Different Strategies for 'Teacher Coaching' in Top Charters
The most effective charter school management organizations place a heavy emphasis on coaching teachers—particularly novices—but their approaches to providing that guidance are often quite different.
That's one of the findings included in a recent study released by the Center on Reinventing Public Education and Mathematica Policy Research, part of a four-year project to gauge which CMO practices have the biggest impact in raising student achievement.
The authors of the study have found that the highest-achieving CMOs place a heavy focus on the coaching of educators, along with setting high expectations for student behavior. (See my colleague Jaclyn Zubrycki's post last week on the report.)
But it's also worth nothing that the four CMOs whose coaching strategies are profiled—Aspire Public Schools, KIPP DC, Uncommon Schools, and YES Prep Public Schools—offer different types of coaching, with different levels of intensity, directed by different administrators and educators within the school.
YES Prep uses specialized coaching staff for new educators. KIPP DC has some full-time coaches, but also expects school principals to act as primary coaches. Meanwhile, Uncommon Schools designates some of its teachers to devote a portion of their time to coaching, the authors say.
The charter operators provide "highly individualized support designed to address the unique needs of each teacher, whether new or experienced, struggling or thriving," the study explains. "Coaching supports for instruction or classroom management can include more frequent observations, highly structured feedback, or review of lesson plans."
Like many CMOs, the four operators profiled tend to draw a lot of rookie teachers from alternative training programs, like Teach for America.
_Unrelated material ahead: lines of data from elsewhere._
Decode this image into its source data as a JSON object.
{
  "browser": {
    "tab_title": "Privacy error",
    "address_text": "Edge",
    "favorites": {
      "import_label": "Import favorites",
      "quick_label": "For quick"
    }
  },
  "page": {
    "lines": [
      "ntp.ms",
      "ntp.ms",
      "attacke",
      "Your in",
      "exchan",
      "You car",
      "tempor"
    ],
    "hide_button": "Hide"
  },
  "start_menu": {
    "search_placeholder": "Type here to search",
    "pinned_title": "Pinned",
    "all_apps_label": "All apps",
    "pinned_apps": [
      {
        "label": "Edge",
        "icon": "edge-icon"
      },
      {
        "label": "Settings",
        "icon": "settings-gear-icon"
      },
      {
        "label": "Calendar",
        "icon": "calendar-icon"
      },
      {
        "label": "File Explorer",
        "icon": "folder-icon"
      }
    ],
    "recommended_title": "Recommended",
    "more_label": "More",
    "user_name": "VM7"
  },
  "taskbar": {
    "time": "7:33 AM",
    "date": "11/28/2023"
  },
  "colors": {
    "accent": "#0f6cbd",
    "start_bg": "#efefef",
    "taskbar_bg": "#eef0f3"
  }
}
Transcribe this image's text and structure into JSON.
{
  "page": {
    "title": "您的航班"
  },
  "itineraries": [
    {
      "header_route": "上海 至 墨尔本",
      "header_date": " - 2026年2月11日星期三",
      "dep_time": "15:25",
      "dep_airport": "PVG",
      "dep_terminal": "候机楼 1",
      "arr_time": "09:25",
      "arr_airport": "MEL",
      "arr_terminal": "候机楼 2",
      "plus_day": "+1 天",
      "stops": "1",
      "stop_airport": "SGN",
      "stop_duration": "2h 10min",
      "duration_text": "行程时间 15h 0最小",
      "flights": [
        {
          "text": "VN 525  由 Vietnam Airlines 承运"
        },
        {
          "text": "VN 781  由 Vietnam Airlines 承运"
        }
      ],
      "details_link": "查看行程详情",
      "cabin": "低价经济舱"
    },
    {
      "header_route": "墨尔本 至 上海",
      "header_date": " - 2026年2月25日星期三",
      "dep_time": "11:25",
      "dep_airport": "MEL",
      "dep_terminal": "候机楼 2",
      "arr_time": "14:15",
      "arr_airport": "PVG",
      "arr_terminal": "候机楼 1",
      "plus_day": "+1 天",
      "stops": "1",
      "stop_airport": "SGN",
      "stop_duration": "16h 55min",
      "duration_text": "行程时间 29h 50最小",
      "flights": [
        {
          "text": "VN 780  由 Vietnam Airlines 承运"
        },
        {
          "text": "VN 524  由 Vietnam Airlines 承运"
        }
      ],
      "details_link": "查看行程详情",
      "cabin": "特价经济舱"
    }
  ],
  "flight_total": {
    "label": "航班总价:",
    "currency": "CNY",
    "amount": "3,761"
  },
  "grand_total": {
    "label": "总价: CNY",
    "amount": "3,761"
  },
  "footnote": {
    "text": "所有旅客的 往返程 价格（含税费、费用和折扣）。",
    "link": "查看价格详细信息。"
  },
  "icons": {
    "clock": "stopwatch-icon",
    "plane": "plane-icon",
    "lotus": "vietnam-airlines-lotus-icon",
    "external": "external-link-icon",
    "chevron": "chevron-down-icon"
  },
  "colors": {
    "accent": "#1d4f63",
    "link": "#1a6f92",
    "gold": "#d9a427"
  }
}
Perhaps not surprisingly, then, the four CMOs place a heavy emphasis on nurturing classroom management skills among new educators.
The charter operators also provide coaching for experienced teachers, which tends to focus on honing instructional practices and aligning them with philosophies of the CMOs in which they work. Charter operators also allow experienced teachers to become coaches, which serves as a route for professional growth.
At Uncommon Schools, teachers' strengths and weaknesses are assessed at the beginning of the year. Teachers are paired with coaches who have skills aligned with those teachers' needs; coaches arrange weekly observations of those educators; and teachers take part in summer training sessions focused on classroom management and instructional techniques.
In KIPP DC schools, principals typically visit classrooms each week for short observations, lasting between 10 and 20 minutes. That's the norm even for experienced educators. Coaches usually follow up these visits by providing comments about the techniques they saw teachers using. Struggling teachers are identified using observations, assessment data, and feedback from students and parents, and are put on improvement plans, and receive more intensive coaching.
The following chart shows the extent to which the CMOs identified as effective observe teachers in action, offer them feedback and review lesson plans, compared with other charters and traditional public schools: